(How to complete this task) Copy each line of the data exactly. Leave nothing out.

━━━ Records for this task

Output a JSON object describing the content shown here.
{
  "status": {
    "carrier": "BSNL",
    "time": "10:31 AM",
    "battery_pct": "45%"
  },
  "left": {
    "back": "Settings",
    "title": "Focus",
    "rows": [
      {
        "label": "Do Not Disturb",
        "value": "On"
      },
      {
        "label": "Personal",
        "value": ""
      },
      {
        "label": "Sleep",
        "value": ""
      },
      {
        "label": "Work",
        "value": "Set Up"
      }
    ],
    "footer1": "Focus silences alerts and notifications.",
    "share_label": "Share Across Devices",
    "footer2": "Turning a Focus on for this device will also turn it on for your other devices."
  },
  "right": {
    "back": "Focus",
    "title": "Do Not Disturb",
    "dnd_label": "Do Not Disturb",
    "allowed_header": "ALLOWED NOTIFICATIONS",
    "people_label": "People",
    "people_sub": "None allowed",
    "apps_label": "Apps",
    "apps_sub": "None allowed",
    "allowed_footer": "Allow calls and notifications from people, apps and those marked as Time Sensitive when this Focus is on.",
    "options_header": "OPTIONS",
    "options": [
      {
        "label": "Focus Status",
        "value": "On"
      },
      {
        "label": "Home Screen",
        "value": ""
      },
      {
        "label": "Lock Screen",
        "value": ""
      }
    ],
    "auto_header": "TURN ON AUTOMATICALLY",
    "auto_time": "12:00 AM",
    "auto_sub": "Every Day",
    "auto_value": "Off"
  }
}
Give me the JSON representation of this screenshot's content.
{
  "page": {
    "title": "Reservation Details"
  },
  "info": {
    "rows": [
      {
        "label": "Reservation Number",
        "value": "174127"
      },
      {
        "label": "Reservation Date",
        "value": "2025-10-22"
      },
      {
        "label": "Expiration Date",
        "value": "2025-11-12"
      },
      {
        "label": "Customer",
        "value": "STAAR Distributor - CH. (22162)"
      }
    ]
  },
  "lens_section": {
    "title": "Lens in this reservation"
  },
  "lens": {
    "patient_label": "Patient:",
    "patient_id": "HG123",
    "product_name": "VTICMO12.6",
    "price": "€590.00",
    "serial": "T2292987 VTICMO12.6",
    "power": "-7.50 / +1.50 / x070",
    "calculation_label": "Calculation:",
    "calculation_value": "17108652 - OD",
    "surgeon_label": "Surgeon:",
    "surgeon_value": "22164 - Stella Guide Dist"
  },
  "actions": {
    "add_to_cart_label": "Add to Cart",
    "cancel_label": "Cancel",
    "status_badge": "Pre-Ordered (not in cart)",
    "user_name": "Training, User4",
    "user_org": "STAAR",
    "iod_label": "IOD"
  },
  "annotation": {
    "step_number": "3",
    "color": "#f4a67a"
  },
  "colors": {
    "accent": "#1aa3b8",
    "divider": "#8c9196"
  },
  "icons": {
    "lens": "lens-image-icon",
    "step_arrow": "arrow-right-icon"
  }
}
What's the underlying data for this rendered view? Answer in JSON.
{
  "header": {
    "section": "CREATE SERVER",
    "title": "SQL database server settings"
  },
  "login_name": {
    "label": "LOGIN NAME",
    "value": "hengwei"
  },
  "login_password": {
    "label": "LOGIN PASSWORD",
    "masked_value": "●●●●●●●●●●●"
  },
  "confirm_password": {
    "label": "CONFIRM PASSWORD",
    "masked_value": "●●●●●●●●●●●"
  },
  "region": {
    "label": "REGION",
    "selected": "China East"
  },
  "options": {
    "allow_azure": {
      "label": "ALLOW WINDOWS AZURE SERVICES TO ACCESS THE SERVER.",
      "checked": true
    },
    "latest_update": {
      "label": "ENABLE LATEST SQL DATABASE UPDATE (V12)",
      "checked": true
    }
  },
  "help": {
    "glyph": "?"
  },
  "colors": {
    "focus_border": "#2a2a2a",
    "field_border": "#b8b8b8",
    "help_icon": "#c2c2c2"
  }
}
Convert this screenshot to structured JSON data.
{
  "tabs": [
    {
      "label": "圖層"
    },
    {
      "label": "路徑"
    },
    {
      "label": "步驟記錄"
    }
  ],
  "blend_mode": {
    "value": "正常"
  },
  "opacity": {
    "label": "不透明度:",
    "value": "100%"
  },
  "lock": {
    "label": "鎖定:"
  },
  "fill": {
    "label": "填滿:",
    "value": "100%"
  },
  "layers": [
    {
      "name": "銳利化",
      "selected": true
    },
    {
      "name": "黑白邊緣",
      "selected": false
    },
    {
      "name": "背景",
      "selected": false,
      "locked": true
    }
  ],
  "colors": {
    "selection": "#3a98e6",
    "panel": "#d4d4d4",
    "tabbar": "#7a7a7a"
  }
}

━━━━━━

(Response to the exercise)
Output a JSON object describing the content shown here.
{
  "status": {
    "carrier": "BSNL",
    "time": "10:31 AM",
    "battery_pct": "45%"
  },
  "left": {
    "back": "Settings",
    "title": "Focus",
    "rows": [
      {
        "label": "Do Not Disturb",
        "value": "On"
      },
      {
        "label": "Personal",
        "value": ""
      },
      {
        "label": "Sleep",
        "value": ""
      },
      {
        "label": "Work",
        "value": "Set Up"
      }
    ],
    "footer1": "Focus silences alerts and notifications.",
    "share_label": "Share Across Devices",
    "footer2": "Turning a Focus on for this device will also turn it on for your other devices."
  },
  "right": {
    "back": "Focus",
    "title": "Do Not Disturb",
    "dnd_label": "Do Not Disturb",
    "allowed_header": "ALLOWED NOTIFICATIONS",
    "people_label": "People",
    "people_sub": "None allowed",
    "apps_label": "Apps",
    "apps_sub": "None allowed",
    "allowed_footer": "Allow calls and notifications from people, apps and those marked as Time Sensitive when this Focus is on.",
    "options_header": "OPTIONS",
    "options": [
      {
        "label": "Focus Status",
        "value": "On"
      },
      {
        "label": "Home Screen",
        "value": ""
      },
      {
        "label": "Lock Screen",
        "value": ""
      }
    ],
    "auto_header": "TURN ON AUTOMATICALLY",
    "auto_time": "12:00 AM",
    "auto_sub": "Every Day",
    "auto_value": "Off"
  }
}
Give me the JSON representation of this screenshot's content.
{
  "page": {
    "title": "Reservation Details"
  },
  "info": {
    "rows": [
      {
        "label": "Reservation Number",
        "value": "174127"
      },
      {
        "label": "Reservation Date",
        "value": "2025-10-22"
      },
      {
        "label": "Expiration Date",
        "value": "2025-11-12"
      },
      {
        "label": "Customer",
        "value": "STAAR Distributor - CH. (22162)"
      }
    ]
  },
  "lens_section": {
    "title": "Lens in this reservation"
  },
  "lens": {
    "patient_label": "Patient:",
    "patient_id": "HG123",
    "product_name": "VTICMO12.6",
    "price": "€590.00",
    "serial": "T2292987 VTICMO12.6",
    "power": "-7.50 / +1.50 / x070",
    "calculation_label": "Calculation:",
    "calculation_value": "17108652 - OD",
    "surgeon_label": "Surgeon:",
    "surgeon_value": "22164 - Stella Guide Dist"
  },
  "actions": {
    "add_to_cart_label": "Add to Cart",
    "cancel_label": "Cancel",
    "status_badge": "Pre-Ordered (not in cart)",
    "user_name": "Training, User4",
    "user_org": "STAAR",
    "iod_label": "IOD"
  },
  "annotation": {
    "step_number": "3",
    "color": "#f4a67a"
  },
  "colors": {
    "accent": "#1aa3b8",
    "divider": "#8c9196"
  },
  "icons": {
    "lens": "lens-image-icon",
    "step_arrow": "arrow-right-icon"
  }
}
What's the underlying data for this rendered view? Answer in JSON.
{
  "header": {
    "section": "CREATE SERVER",
    "title": "SQL database server settings"
  },
  "login_name": {
    "label": "LOGIN NAME",
    "value": "hengwei"
  },
  "login_password": {
    "label": "LOGIN PASSWORD",
    "masked_value": "●●●●●●●●●●●"
  },
  "confirm_password": {
    "label": "CONFIRM PASSWORD",
    "masked_value": "●●●●●●●●●●●"
  },
  "region": {
    "label": "REGION",
    "selected": "China East"
  },
  "options": {
    "allow_azure": {
      "label": "ALLOW WINDOWS AZURE SERVICES TO ACCESS THE SERVER.",
      "checked": true
    },
    "latest_update": {
      "label": "ENABLE LATEST SQL DATABASE UPDATE (V12)",
      "checked": true
    }
  },
  "help": {
    "glyph": "?"
  },
  "colors": {
    "focus_border": "#2a2a2a",
    "field_border": "#b8b8b8",
    "help_icon": "#c2c2c2"
  }
}
Convert this screenshot to structured JSON data.
{
  "tabs": [
    {
      "label": "圖層"
    },
    {
      "label": "路徑"
    },
    {
      "label": "步驟記錄"
    }
  ],
  "blend_mode": {
    "value": "正常"
  },
  "opacity": {
    "label": "不透明度:",
    "value": "100%"
  },
  "lock": {
    "label": "鎖定:"
  },
  "fill": {
    "label": "填滿:",
    "value": "100%"
  },
  "layers": [
    {
      "name": "銳利化",
      "selected": true
    },
    {
      "name": "黑白邊緣",
      "selected": false
    },
    {
      "name": "背景",
      "selected": false,
      "locked": true
    }
  ],
  "colors": {
    "selection": "#3a98e6",
    "panel": "#d4d4d4",
    "tabbar": "#7a7a7a"
  }
}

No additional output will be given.